In Rebecca West’s The Return of the Soldier, Captain Chris Baldry, a shell-shocked veteran of the first world war suffering from amnesia, makes a bittersweet homecoming to the three women who have helped shape his life.
He now believes he is twenty years old and in love with an inn-keeper's daughter, having completely forgotten the young wife waiting patiently for him at home.
Will the wife he can no longer recollect, the favorite cousin he remembers only as a childhood friend, and the innkeeper’s daughter he once courted leave Chris to deteriorate in the faraway past–or will they help him recover his memory so that he can return to the front?

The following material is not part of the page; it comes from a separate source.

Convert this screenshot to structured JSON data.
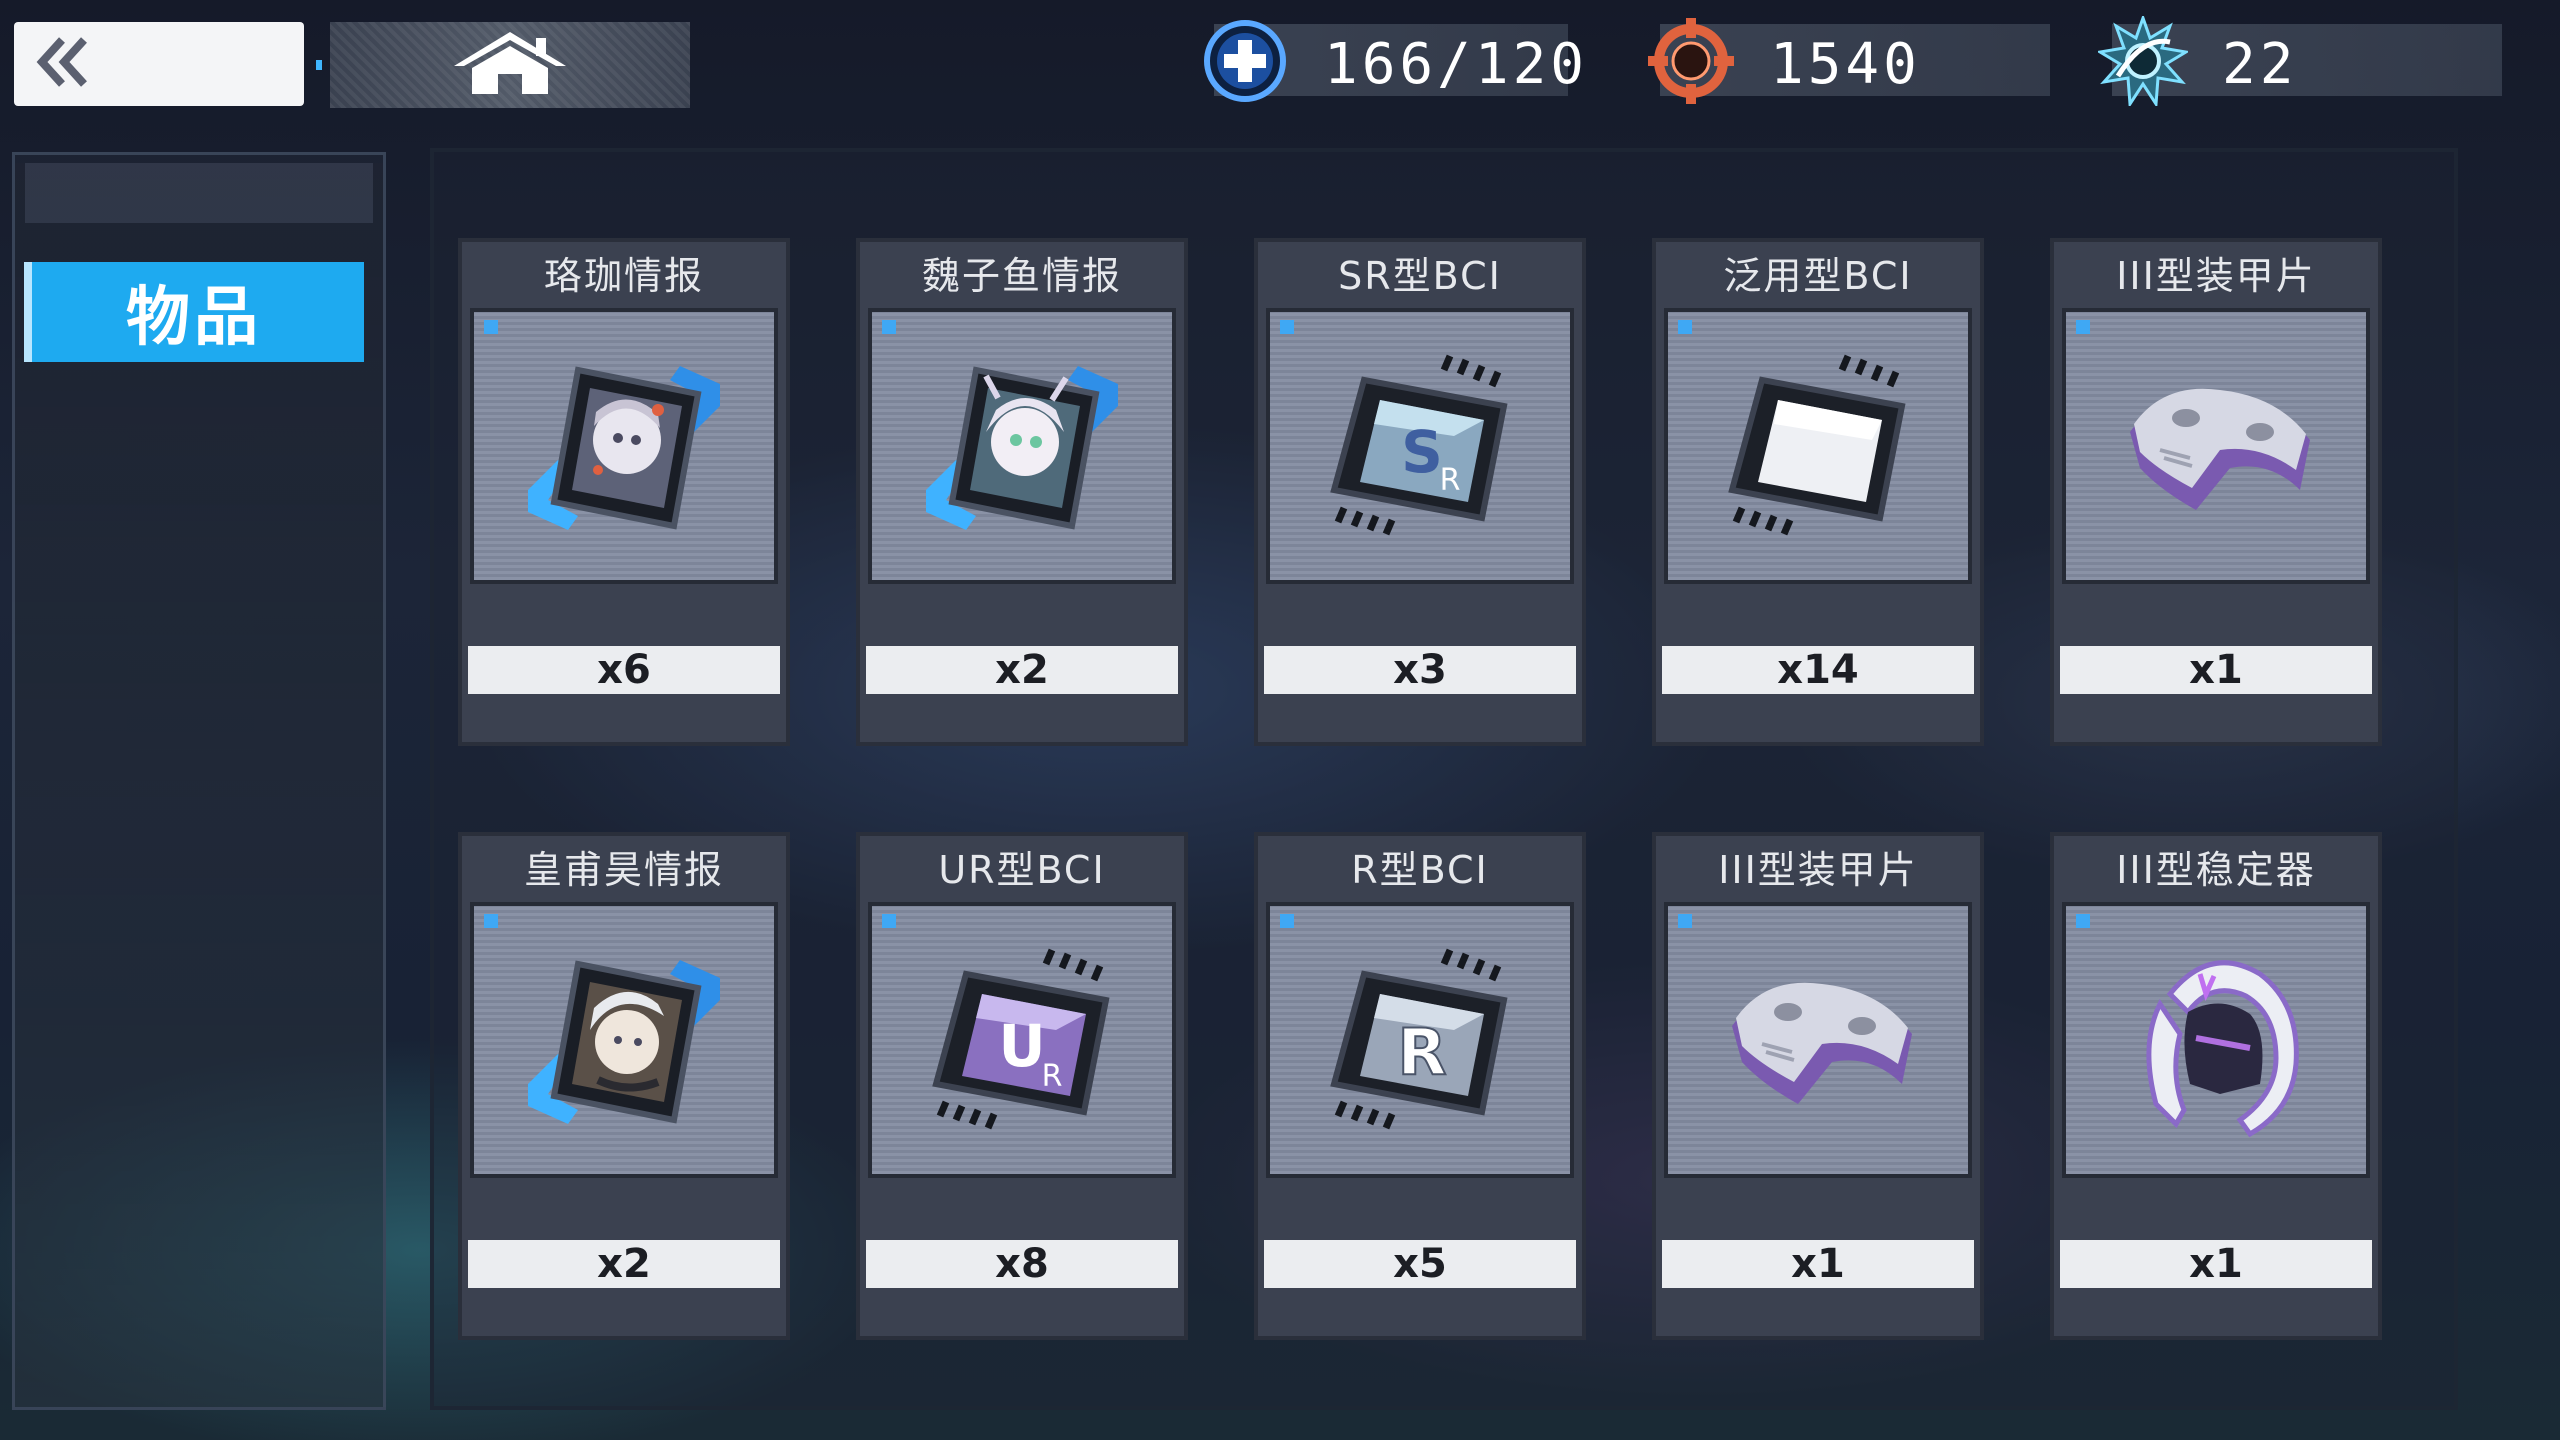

The Return of the Soldier went into a second printing within a month of its publication and established West's reputation as a novelist. West’s novel nearly explodes with suppressed emotion. There's not a false note, a misplaced line, a hollow emotion to be found.
The reader feels deeply for Baldry, his distraught young wife, his confused but optimistic ex-girlfriend, and his cousin, the narrator, who harbors her own unrequited love for the man.
Its enduring appeal lies not only in its treatment of still-relevant issues involving war, gender, economics, and class, but also in its superb portrait of an England long gone.
Like all exquisitely executed fiction, it portrays with sympathy and perceptiveness humanity's endlessly complex choices and compromises.
REBECCA WEST (1892-1983) was an English author, journalist, and critic. A prolific author who wrote in many genres, West was committed to feminist and liberal principles and was one of the foremost public intellectuals of the twentieth century. Her novel "The Return of the Soldier" is a noted modernist World War I novel. Other works include "The Fountain Overflows," "This Real Night," and "Cousin Rosamund."
“Rebecca West is indisputably the world's number one woman writer."
-Time Magazine (1947).